Cambridge researchers investigated whether binge-eating is caused by stress. They invited women with anorexia nervosa, bulimia nervosa and healthy controls to attend a study.
In a monitored environment women would receive controlled meals provided by a metabolic nutritionist. The women then underwent a fasting period during which they performed tasks whilst they received an MRI scan so researchers could look at their brain activity. The women also performed tasks to increase their stress levels, which was repeated.
After the tasks were completed the women were then offered an ‘all you can eat’ buffet in a relaxing environment and were told they could eat as much or as little as they would like.
On the second day of their study, the volunteers carried out the same tasks, but without the added stress.
The team found that even when the participants were not stressed, the women with bulimia nervosa performed worse on the main task, but this was not the case for those women affected by anorexia nervosa.
The researchers also found stress did not affect the actual performance in any way for either of the patient groups or the controls.
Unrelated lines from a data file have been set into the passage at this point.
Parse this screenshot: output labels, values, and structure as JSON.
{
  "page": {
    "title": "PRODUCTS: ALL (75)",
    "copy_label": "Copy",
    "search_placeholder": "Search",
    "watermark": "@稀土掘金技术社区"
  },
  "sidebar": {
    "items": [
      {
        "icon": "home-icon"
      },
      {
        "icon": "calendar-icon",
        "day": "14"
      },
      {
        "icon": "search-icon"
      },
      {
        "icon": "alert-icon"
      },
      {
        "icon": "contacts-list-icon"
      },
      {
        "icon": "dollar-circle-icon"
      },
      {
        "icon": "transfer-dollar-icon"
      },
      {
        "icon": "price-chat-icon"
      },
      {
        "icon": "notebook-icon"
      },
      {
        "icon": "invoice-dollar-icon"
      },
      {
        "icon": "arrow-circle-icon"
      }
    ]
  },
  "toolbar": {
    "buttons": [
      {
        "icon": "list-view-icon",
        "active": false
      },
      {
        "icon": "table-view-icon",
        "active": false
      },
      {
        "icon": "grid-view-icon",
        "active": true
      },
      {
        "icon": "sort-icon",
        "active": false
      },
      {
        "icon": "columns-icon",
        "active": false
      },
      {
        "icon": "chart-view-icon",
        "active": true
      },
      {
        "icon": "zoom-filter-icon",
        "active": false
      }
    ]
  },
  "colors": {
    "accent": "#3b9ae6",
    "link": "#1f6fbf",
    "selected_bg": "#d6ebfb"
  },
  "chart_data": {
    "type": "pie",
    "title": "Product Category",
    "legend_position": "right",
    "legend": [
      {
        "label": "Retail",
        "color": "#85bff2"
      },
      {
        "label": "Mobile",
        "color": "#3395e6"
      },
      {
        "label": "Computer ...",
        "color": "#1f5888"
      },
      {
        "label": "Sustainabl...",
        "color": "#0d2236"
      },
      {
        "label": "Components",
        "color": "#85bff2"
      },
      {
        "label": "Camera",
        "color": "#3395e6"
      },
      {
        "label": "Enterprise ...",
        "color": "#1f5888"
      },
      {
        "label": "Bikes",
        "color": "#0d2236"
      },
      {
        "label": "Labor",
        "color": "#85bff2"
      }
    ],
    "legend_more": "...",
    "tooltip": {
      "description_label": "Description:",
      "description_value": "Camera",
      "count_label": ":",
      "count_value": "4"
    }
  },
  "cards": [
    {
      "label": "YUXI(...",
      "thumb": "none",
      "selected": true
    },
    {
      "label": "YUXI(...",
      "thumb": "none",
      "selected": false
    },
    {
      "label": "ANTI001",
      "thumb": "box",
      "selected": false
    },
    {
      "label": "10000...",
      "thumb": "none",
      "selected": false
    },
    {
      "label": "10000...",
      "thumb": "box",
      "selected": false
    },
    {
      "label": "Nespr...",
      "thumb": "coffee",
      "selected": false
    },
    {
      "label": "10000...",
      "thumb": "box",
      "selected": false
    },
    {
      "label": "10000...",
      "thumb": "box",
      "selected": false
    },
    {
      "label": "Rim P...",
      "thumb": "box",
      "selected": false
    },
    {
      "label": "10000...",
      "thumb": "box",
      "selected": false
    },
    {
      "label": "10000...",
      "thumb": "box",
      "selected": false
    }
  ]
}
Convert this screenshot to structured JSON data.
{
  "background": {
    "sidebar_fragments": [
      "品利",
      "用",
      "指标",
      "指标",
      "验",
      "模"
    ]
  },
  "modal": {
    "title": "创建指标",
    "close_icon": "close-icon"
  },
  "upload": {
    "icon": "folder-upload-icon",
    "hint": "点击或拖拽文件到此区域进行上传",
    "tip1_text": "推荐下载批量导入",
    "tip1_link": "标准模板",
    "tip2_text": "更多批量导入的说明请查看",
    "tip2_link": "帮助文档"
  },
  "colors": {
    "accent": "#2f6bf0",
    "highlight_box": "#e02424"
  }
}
However, the patient groups showed some differences in brain activity when they were stressed – and this activity differed between women with anorexia and those with bulimia.
While the researchers observed that the patients in general ate less in the buffet than the controls, the amount that they ate did not differ between the stress and control days.
The researchers also found when they were stressed, people with anorexia nervosa produce more of the hunger hormone, but contradictorily also more of a hormone that should tell them that they are full, so their bodies are sending them confusing signals about what to do around food.
People with bulimia nervosa had lower levels of cortisol, the ‘stress hormone’, than in healthy volunteers.